Monday, October 11, 2010

Rock 'n Roll Gumbo

Professor Longhair

Pianist, composer, and singer, Professor Longhair, (aka Fess) is one of the most important musical figures in New Orleans' musical history. Born Henry Roeland Byrd in Bogalusa, Louisiana on December 19, 1918, he became the embodiment of New Orleans rhythm and blues . His style fused blues, boogie-woogie, and gospel, which he combined with calypso, rhumba, and second-line parade rhythms. This "rhumba-boogie" piano style, forever changed the sound of rhythm and blues piano.

Longhair began to take his playing seriously in 1948, earning a gig at the Caldonia Club where Mike Tessitore bestowed Professor Longhair with his professorial nickname.

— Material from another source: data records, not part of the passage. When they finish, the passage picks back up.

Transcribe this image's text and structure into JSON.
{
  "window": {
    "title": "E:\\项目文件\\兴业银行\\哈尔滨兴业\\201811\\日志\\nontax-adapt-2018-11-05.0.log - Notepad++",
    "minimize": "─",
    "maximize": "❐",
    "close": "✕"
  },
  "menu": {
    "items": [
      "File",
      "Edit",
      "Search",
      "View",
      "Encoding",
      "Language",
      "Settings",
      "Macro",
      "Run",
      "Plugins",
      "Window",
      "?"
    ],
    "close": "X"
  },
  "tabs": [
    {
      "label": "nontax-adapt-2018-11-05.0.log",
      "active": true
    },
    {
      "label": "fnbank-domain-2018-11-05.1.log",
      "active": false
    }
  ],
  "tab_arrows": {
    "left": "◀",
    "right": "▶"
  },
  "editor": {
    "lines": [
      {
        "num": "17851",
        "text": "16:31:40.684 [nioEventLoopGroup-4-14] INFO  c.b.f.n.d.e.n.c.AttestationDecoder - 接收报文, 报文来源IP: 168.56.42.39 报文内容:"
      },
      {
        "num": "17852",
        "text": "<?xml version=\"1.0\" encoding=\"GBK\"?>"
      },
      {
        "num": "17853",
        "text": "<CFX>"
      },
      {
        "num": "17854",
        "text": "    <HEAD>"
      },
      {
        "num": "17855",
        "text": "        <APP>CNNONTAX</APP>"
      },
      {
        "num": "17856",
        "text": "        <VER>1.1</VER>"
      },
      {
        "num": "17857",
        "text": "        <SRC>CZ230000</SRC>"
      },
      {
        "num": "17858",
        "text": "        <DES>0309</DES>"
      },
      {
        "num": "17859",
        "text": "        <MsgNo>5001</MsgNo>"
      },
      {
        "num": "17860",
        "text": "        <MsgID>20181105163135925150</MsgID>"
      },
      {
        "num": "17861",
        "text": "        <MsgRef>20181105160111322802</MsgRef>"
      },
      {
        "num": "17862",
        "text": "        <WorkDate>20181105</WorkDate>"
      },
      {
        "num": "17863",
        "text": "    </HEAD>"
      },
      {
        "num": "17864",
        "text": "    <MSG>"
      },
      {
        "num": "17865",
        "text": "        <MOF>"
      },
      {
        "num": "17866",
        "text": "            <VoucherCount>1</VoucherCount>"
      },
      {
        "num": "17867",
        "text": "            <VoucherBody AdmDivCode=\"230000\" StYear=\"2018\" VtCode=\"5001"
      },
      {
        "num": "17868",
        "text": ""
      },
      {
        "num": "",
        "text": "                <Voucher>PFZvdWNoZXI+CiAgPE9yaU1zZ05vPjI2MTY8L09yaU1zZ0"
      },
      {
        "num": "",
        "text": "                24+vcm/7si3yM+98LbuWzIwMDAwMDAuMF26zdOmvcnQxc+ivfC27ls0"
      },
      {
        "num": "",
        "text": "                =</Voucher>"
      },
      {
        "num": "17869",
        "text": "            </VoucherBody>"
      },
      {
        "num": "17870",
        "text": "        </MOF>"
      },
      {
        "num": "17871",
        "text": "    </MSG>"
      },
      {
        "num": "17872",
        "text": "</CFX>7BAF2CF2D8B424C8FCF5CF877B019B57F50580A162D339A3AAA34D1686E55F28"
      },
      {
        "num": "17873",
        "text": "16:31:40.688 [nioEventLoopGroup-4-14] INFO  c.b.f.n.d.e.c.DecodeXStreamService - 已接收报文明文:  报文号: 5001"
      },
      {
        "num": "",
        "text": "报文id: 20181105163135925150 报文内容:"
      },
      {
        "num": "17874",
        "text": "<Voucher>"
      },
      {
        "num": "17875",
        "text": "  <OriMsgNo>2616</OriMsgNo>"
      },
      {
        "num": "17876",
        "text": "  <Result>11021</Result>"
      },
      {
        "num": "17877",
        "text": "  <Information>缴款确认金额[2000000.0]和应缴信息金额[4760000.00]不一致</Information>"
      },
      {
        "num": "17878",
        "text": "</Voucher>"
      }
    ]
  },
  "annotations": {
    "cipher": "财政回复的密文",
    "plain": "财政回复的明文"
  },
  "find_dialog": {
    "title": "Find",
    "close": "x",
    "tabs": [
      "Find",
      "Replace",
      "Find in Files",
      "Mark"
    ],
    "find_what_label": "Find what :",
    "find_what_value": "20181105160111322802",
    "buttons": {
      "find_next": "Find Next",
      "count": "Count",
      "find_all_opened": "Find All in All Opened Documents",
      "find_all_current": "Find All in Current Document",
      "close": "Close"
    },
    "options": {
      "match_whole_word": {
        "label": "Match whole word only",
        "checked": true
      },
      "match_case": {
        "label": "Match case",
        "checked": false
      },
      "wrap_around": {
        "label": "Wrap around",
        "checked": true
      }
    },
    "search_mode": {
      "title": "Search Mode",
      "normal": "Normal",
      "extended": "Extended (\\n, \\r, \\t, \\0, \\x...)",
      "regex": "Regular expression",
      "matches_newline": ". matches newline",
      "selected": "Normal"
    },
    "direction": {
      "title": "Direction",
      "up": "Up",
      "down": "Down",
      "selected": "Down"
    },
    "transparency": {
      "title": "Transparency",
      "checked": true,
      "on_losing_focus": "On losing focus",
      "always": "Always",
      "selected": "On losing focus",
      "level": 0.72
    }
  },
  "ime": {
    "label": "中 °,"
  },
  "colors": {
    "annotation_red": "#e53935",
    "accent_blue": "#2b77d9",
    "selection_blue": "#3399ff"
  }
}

Debuting on Star Talent records in 1949, Fess laid down the first version of his signature "Mardi Gras in New Orleans". Longhair's next date was for Mercury producing his first and only national R&B hit in 1950, "Bald Head". Longhair made other great recordings for various labels early in his career most notably for Atlantic Records in 1953 producing the immortal "Tipitina." He re-recorded the New Orleans anthem "Go to the Mardi Gras" for Ron records in 1959. This is the version played every year during Mardi Gra.

Fess' career was resurrected in the early 70s with the help of Allison Miner and New Orleans Jazz & Heritage Festival founder, Quint Davis. His performance at the 1971 Jazz Festival put him on the comeback trail. He made a slew of albums in the last decade of his life, including Rock 'n Roll Gumbo, Live on the Queen Mary (prompted by Fess fan Paul McCartney), House Party New Orleans Style, and the stellar album Crawfish Fiesta which features an all-star New Orleans lineup of Dr. John, Johnny Vidacovich, and Tony Dagradi.

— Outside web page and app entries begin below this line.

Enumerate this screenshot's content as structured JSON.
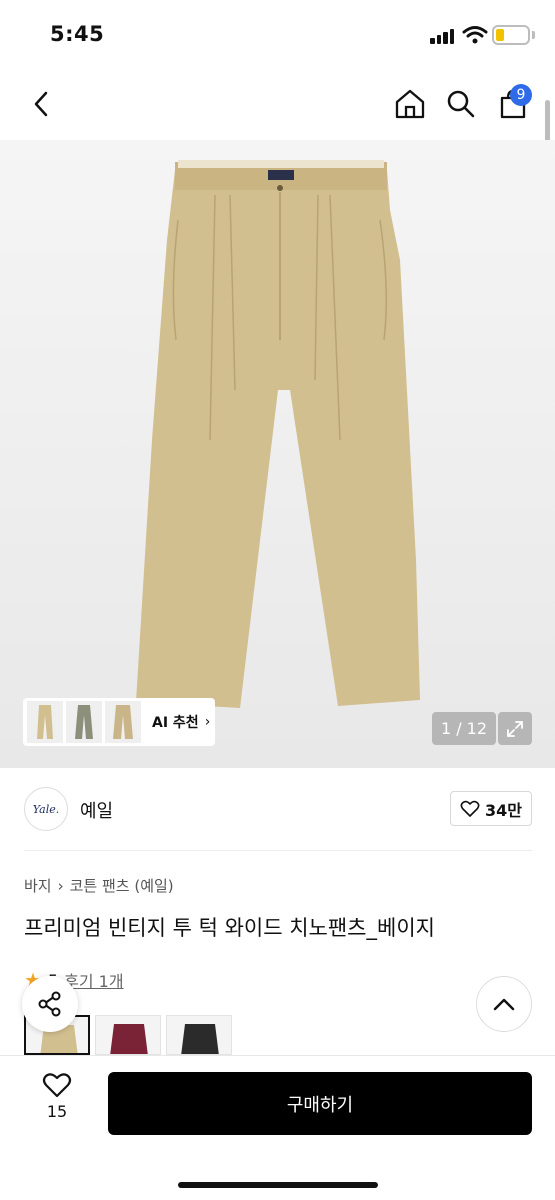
{
  "status_bar": {
    "time": "5:45"
  },
  "header": {
    "cart_badge": "9"
  },
  "gallery": {
    "counter": "1 / 12",
    "ai_label": "AI 추천",
    "product_color": "#d2bf8f"
  },
  "brand": {
    "logo_text": "Yale.",
    "name": "예일",
    "like_count": "34만"
  },
  "product": {
    "breadcrumb": [
      "바지",
      "코튼 팬츠 (예일)"
    ],
    "title": "프리미엄 빈티지 투 턱 와이드 치노팬츠_베이지",
    "rating": "5",
    "review_text": "후기 1개"
  },
  "colors": [
    "#d2bf8f",
    "#7a2337",
    "#2b2b2b"
  ],
  "bottom_bar": {
    "wish_count": "15",
    "buy_label": "구매하기"
  }
}
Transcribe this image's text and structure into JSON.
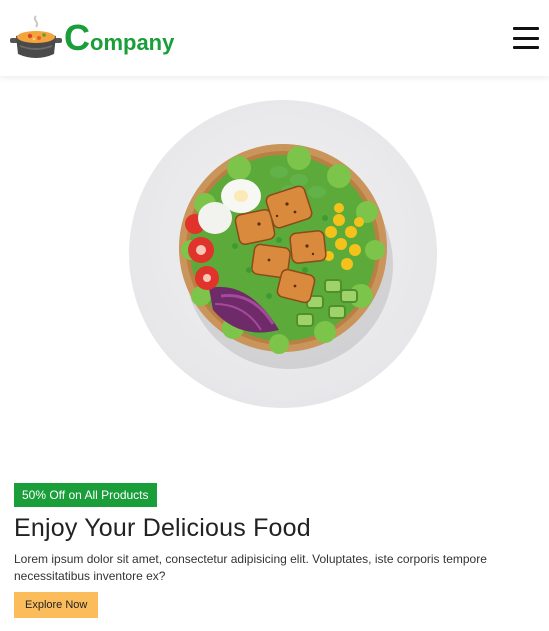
{
  "header": {
    "logo_first_letter": "C",
    "logo_rest": "ompany",
    "logo_icon": "cooking-pot-icon",
    "menu_icon": "hamburger-menu-icon"
  },
  "hero": {
    "image": "salad-bowl-image",
    "badge": "50% Off on All Products",
    "title": "Enjoy Your Delicious Food",
    "description": "Lorem ipsum dolor sit amet, consectetur adipisicing elit. Voluptates, iste corporis tempore necessitatibus inventore ex?",
    "cta_label": "Explore Now"
  },
  "colors": {
    "brand_green": "#1a9e3a",
    "cta_yellow": "#fbbd5c",
    "header_bg": "#ffffff"
  }
}
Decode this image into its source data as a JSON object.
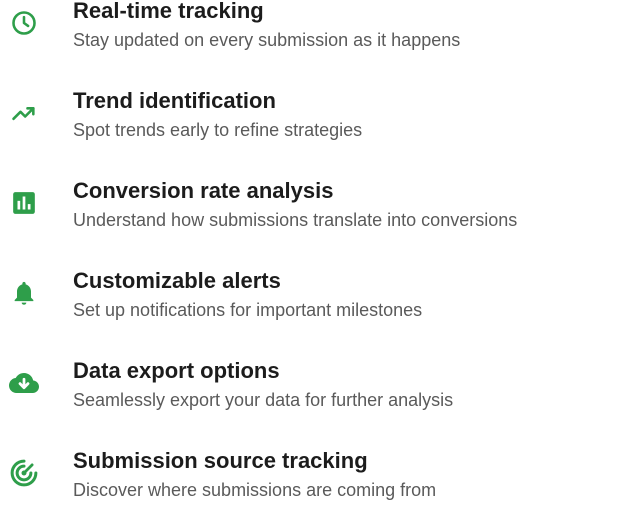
{
  "theme": {
    "accent": "#2e9e4a"
  },
  "features": [
    {
      "icon": "clock-icon",
      "title": "Real-time tracking",
      "description": "Stay updated on every submission as it happens"
    },
    {
      "icon": "trending-up-icon",
      "title": "Trend identification",
      "description": "Spot trends early to refine strategies"
    },
    {
      "icon": "bar-chart-icon",
      "title": "Conversion rate analysis",
      "description": "Understand how submissions translate into conversions"
    },
    {
      "icon": "bell-icon",
      "title": "Customizable alerts",
      "description": "Set up notifications for important milestones"
    },
    {
      "icon": "cloud-download-icon",
      "title": "Data export options",
      "description": "Seamlessly export your data for further analysis"
    },
    {
      "icon": "source-target-icon",
      "title": "Submission source tracking",
      "description": "Discover where submissions are coming from"
    }
  ]
}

On January 14, 1977, a group of music visionaries created a club in Longhair's honor named for one of his most revered recordings, Tipitina. Their desire was to create a quality venue for Fess to perform at during his final years.

Fess died on January 30, 1980, and was inducted into the W. C. Handy Blues Hall Of Fame on November 16, 1981, and the Rock & Roll Hall Of Fame on January 15, 1992.

Professor Longhair was the guardian angel of the roots of New Orleans music. He was a one-of-a-kind musician and man, and he defined a certain style of rhumba-boogie funk that WAS New Orleans R&B from the late 1940s all the way through to his death in 1980. All New Orleans pianists today owe Fess. He was the guru, godfather and spiritual root doctor of all that came under him.-Mac Rebennack